§ Exercise:
Lines below that include the word "Werte" should each be copied.

§ Entries provided:
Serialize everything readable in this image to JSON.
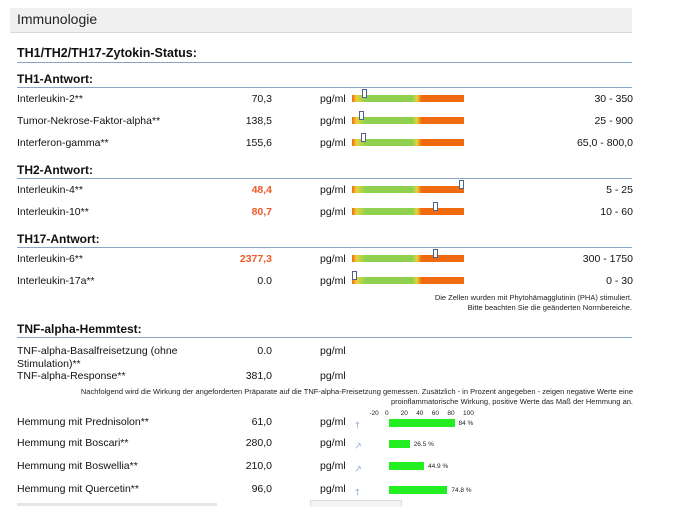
{
  "page": {
    "title": "Immunologie",
    "heading": "TH1/TH2/TH17-Zytokin-Status:"
  },
  "colors": {
    "high_value": "#f05a28",
    "bar_low": "#f06a10",
    "bar_normal": "#8fd14f",
    "inhibition_bar": "#22ee22",
    "rule": "#8aa4c4"
  },
  "groups": [
    {
      "title": "TH1-Antwort:"
    },
    {
      "title": "TH2-Antwort:"
    },
    {
      "title": "TH17-Antwort:"
    }
  ],
  "rows": [
    {
      "name": "Interleukin-2**",
      "value": "70,3",
      "unit": "pg/ml",
      "range": "30 - 350",
      "flag": "normal",
      "indicator": 0.11
    },
    {
      "name": "Tumor-Nekrose-Faktor-alpha**",
      "value": "138,5",
      "unit": "pg/ml",
      "range": "25 - 900",
      "flag": "normal",
      "indicator": 0.08
    },
    {
      "name": "Interferon-gamma**",
      "value": "155,6",
      "unit": "pg/ml",
      "range": "65,0 - 800,0",
      "flag": "normal",
      "indicator": 0.1
    },
    {
      "name": "Interleukin-4**",
      "value": "48,4",
      "unit": "pg/ml",
      "range": "5 - 25",
      "flag": "high",
      "indicator": 0.98
    },
    {
      "name": "Interleukin-10**",
      "value": "80,7",
      "unit": "pg/ml",
      "range": "10 - 60",
      "flag": "high",
      "indicator": 0.74
    },
    {
      "name": "Interleukin-6**",
      "value": "2377,3",
      "unit": "pg/ml",
      "range": "300 - 1750",
      "flag": "high",
      "indicator": 0.74
    },
    {
      "name": "Interleukin-17a**",
      "value": "0.0",
      "unit": "pg/ml",
      "range": "0 - 30",
      "flag": "normal",
      "indicator": 0.0
    }
  ],
  "pha_note": {
    "line1": "Die Zellen wurden mit Phytohämagglutinin (PHA) stimuliert.",
    "line2": "Bitte beachten Sie die geänderten Normbereiche."
  },
  "tnf": {
    "title": "TNF-alpha-Hemmtest:",
    "basal_name_line1": "TNF-alpha-Basalfreisetzung (ohne",
    "basal_name_line2": "Stimulation)**",
    "basal_value": "0.0",
    "basal_unit": "pg/ml",
    "response_name": "TNF-alpha-Response**",
    "response_value": "381,0",
    "response_unit": "pg/ml",
    "note_line1": "Nachfolgend wird die Wirkung der angeforderten Präparate auf die TNF-alpha-Freisetzung gemessen. Zusätzlich - in Prozent angegeben - zeigen negative Werte eine",
    "note_line2": "proinflammatorische Wirkung, positive Werte das Maß der Hemmung an.",
    "scale_ticks": [
      "-20",
      "0",
      "20",
      "40",
      "60",
      "80",
      "100"
    ],
    "inhibitions": [
      {
        "name": "Hemmung mit Prednisolon**",
        "value": "61,0",
        "unit": "pg/ml",
        "arrow": "up-arrow-icon",
        "percent": 84,
        "percent_label": "84 %"
      },
      {
        "name": "Hemmung mit Boscari**",
        "value": "280,0",
        "unit": "pg/ml",
        "arrow": "diagonal-arrow-icon",
        "percent": 26.5,
        "percent_label": "26.5 %"
      },
      {
        "name": "Hemmung mit Boswellia**",
        "value": "210,0",
        "unit": "pg/ml",
        "arrow": "diagonal-arrow-icon",
        "percent": 44.9,
        "percent_label": "44.9 %"
      },
      {
        "name": "Hemmung mit Quercetin**",
        "value": "96,0",
        "unit": "pg/ml",
        "arrow": "up-arrow-icon",
        "percent": 74.8,
        "percent_label": "74.8 %"
      }
    ]
  }
}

§ Response area:
    "note_line1": "Nachfolgend wird die Wirkung der angeforderten Präparate auf die TNF-alpha-Freisetzung gemessen. Zusätzlich - in Prozent angegeben - zeigen negative Werte eine",
    "note_line2": "proinflammatorische Wirkung, positive Werte das Maß der Hemmung an.",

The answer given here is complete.